The water in my hometown of Flint, Michigan, has been poisoned for 680 days.1 On Thursday, the very first lead pipe was replaced—by private citizens who pooled their money to make it happen.2
With the national spotlight back on Flint as the Democratic candidates prepare to debate there tomorrow, MoveOn has just launched a digital counter to track the days, hours, minutes, and seconds that Flint’s water has been poisoned by the disastrous decisions of Michigan Governor Rick Snyder’s administration.
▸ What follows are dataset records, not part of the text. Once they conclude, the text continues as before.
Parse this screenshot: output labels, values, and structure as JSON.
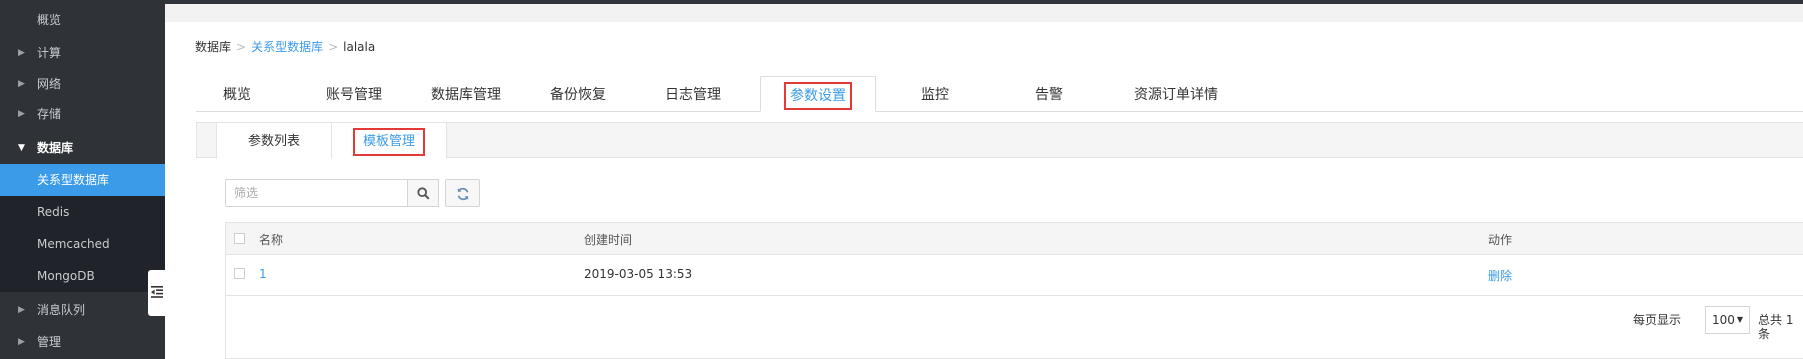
{
  "sidebar": {
    "overview": "概览",
    "compute": "计算",
    "network": "网络",
    "storage": "存储",
    "database": "数据库",
    "db_items": [
      "关系型数据库",
      "Redis",
      "Memcached",
      "MongoDB"
    ],
    "mq": "消息队列",
    "manage": "管理"
  },
  "breadcrumb": {
    "root": "数据库",
    "section": "关系型数据库",
    "current": "lalala"
  },
  "tabs": [
    "概览",
    "账号管理",
    "数据库管理",
    "备份恢复",
    "日志管理",
    "参数设置",
    "监控",
    "告警",
    "资源订单详情"
  ],
  "subtabs": [
    "参数列表",
    "模板管理"
  ],
  "filter": {
    "placeholder": "筛选"
  },
  "table": {
    "headers": {
      "name": "名称",
      "created": "创建时间",
      "action": "动作"
    },
    "rows": [
      {
        "name": "1",
        "created": "2019-03-05 13:53",
        "action": "删除"
      }
    ]
  },
  "pager": {
    "per_page_label": "每页显示",
    "per_page_value": "100",
    "total_label": "总共 1 条"
  },
  "colors": {
    "accent": "#3c9be8",
    "highlight": "#e53935",
    "sidebar_bg": "#2f3338"
  }
}
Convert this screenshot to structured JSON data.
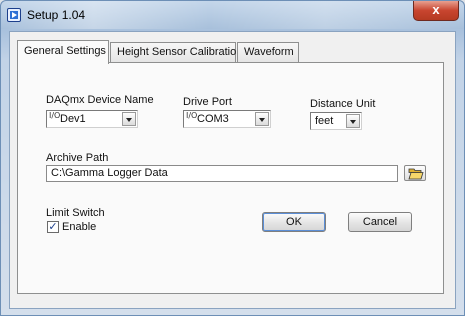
{
  "window": {
    "title": "Setup  1.04",
    "close_glyph": "x"
  },
  "tabs": [
    {
      "label": "General Settings",
      "active": true
    },
    {
      "label": "Height Sensor Calibration",
      "active": false
    },
    {
      "label": "Waveform",
      "active": false
    }
  ],
  "daqmx": {
    "label": "DAQmx Device Name",
    "io_glyph": "I/O",
    "value": "Dev1"
  },
  "drive_port": {
    "label": "Drive Port",
    "io_glyph": "I/O",
    "value": "COM3"
  },
  "distance_unit": {
    "label": "Distance Unit",
    "value": "feet"
  },
  "archive": {
    "label": "Archive Path",
    "value": "C:\\Gamma Logger Data",
    "browse_icon": "folder-open-icon"
  },
  "limit_switch": {
    "label": "Limit Switch",
    "checkbox_label": "Enable",
    "checked": true,
    "check_glyph": "✓"
  },
  "buttons": {
    "ok": "OK",
    "cancel": "Cancel"
  },
  "colors": {
    "accent": "#5b8ed6",
    "close_button": "#c8452f"
  }
}
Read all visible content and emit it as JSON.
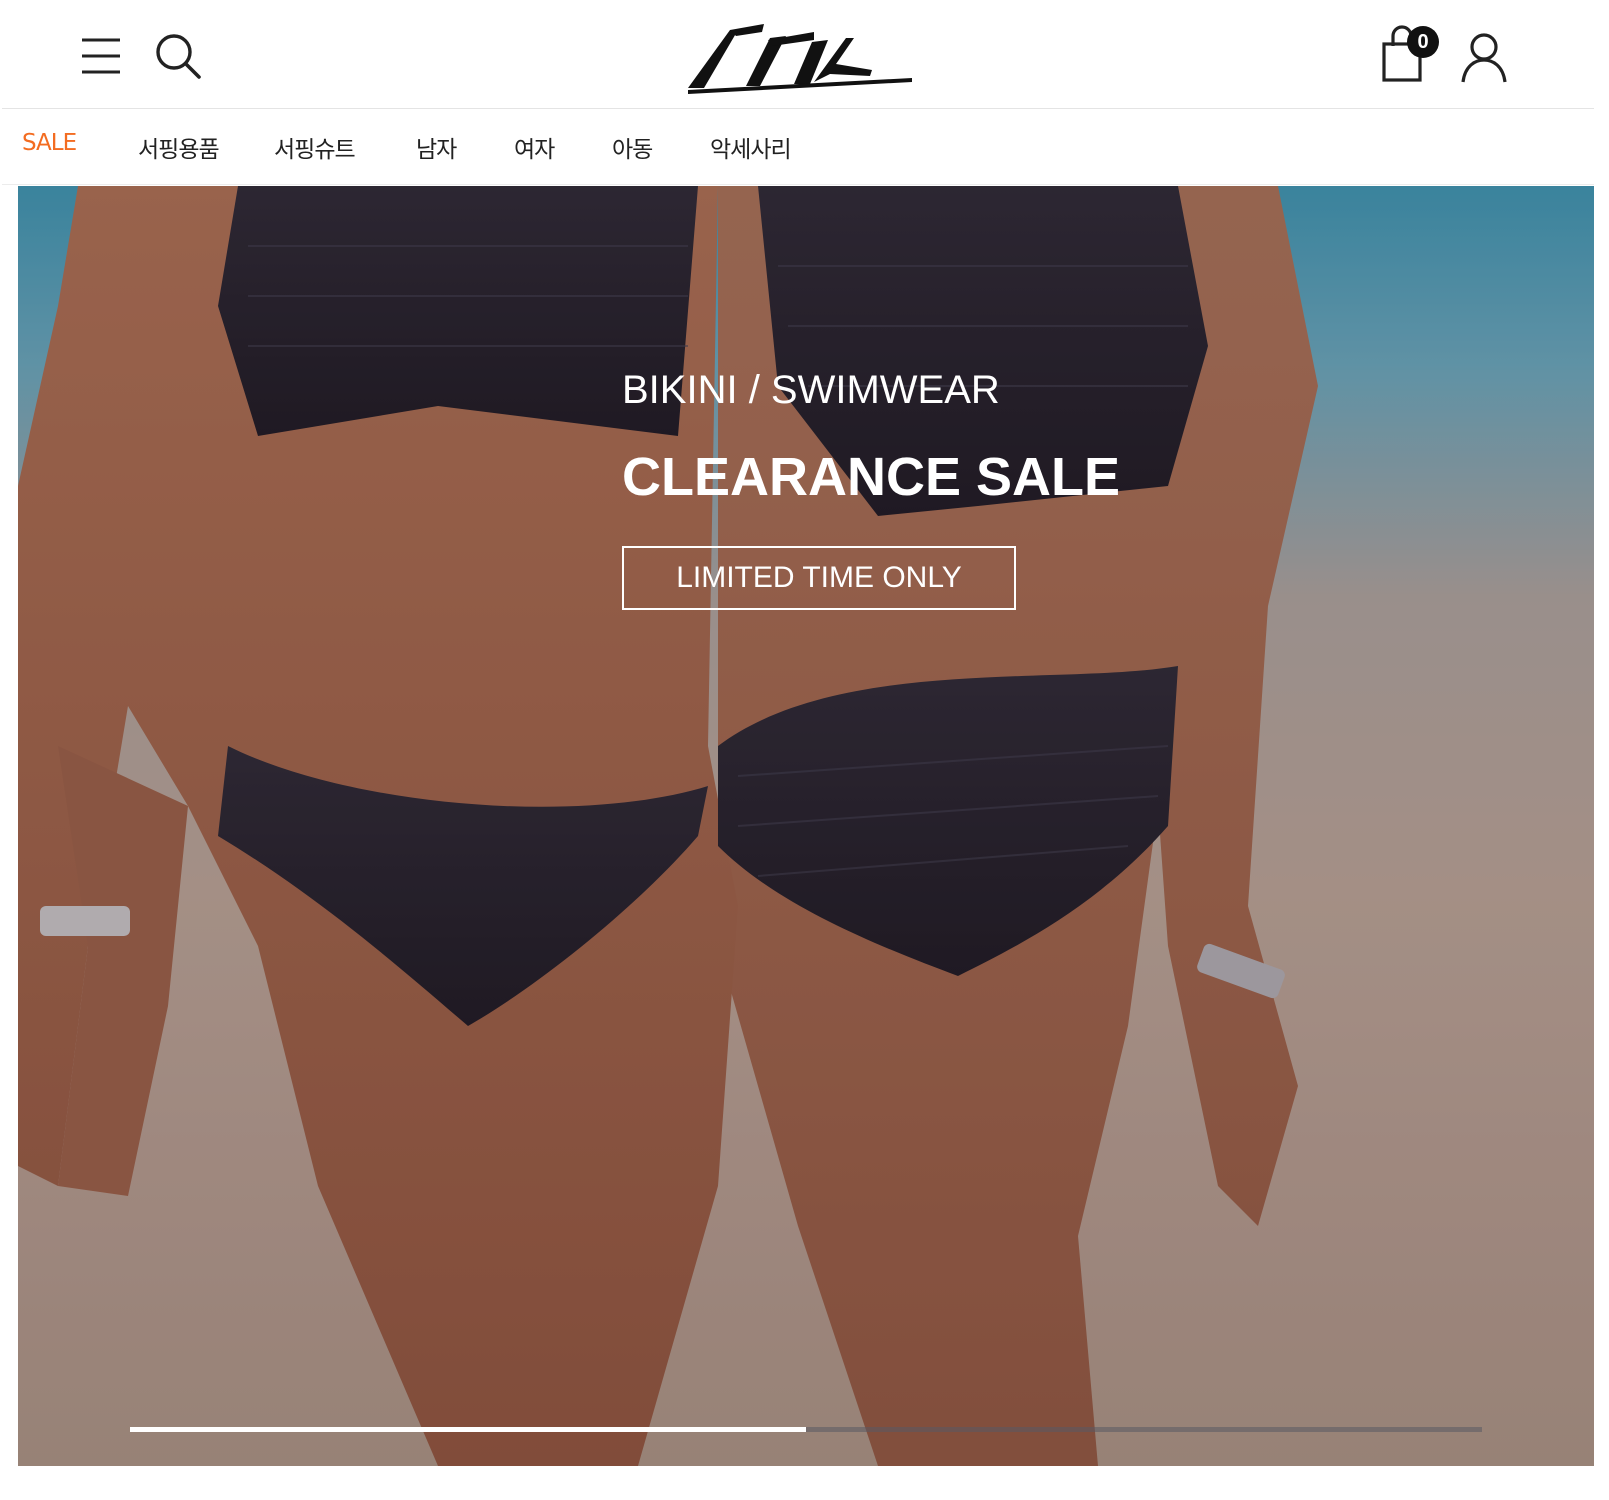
{
  "header": {
    "menu_icon": "hamburger-menu-icon",
    "search_icon": "search-icon",
    "logo_icon": "brand-logo",
    "cart_icon": "shopping-bag-icon",
    "cart_count": "0",
    "user_icon": "user-account-icon"
  },
  "nav": {
    "items": [
      {
        "label": "SALE",
        "highlight": true
      },
      {
        "label": "서핑용품"
      },
      {
        "label": "서핑슈트"
      },
      {
        "label": "남자"
      },
      {
        "label": "여자"
      },
      {
        "label": "아동"
      },
      {
        "label": "악세사리"
      }
    ]
  },
  "hero": {
    "kicker": "BIKINI / SWIMWEAR",
    "title": "CLEARANCE SALE",
    "cta_label": "LIMITED TIME ONLY",
    "slider_progress": 0.5
  },
  "colors": {
    "sale_accent": "#f36c21",
    "text": "#222222",
    "badge": "#111111"
  }
}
Tomorrow MoveOn will park a giant mobile billboard of the digital counter outside the governor’s mansion in Lansing to make sure Gov. Snyder can’t possibly miss seeing news of the counter. Then they’re going to drive it to the Democratic debate tomorrow night. And in the coming week, it will frequent the governor’s mansion, his office, and his new condo in Ann Arbor.
Flint Mayor Karen Weaver is moving forward with an ambitious $55-million plan to remove and replace Flint’s residential lead pipes, starting immediately. But Gov. Snyder has failed to embrace the plan and secure the $55 million for project.3
It’s unthinkable that the governor would allow a white, affluent community to drink, bathe, and cook with poisoned water for 680 days. But for Flint, a majority Black city where poverty is rampant, the days have turned into weeks, the weeks into months, the months to nearly two years—and Gov. Snyder has yet to replace a single lead pipe.
We need to increase the pressure on Gov. Snyder to replace Flint’s lead pipes now, training and employing Flint residents to complete the work.
1. Note that the count starts April 25, 2014, the day that the emergency manager appointed by Gov. Snyder switched Flint’s water to the Flint River. “2016 Michigan State of the State Transcript,” Gov. Rick Snyder, January 19, 2016
2. “Private Flint pipe replacement bid halted,” The Detroit News, March 4, 2016
3. “Mayor Weaver’s Fast Start Project Officially Underway with Removal of First Lead Pipe,” City of Flint, March 4, 2016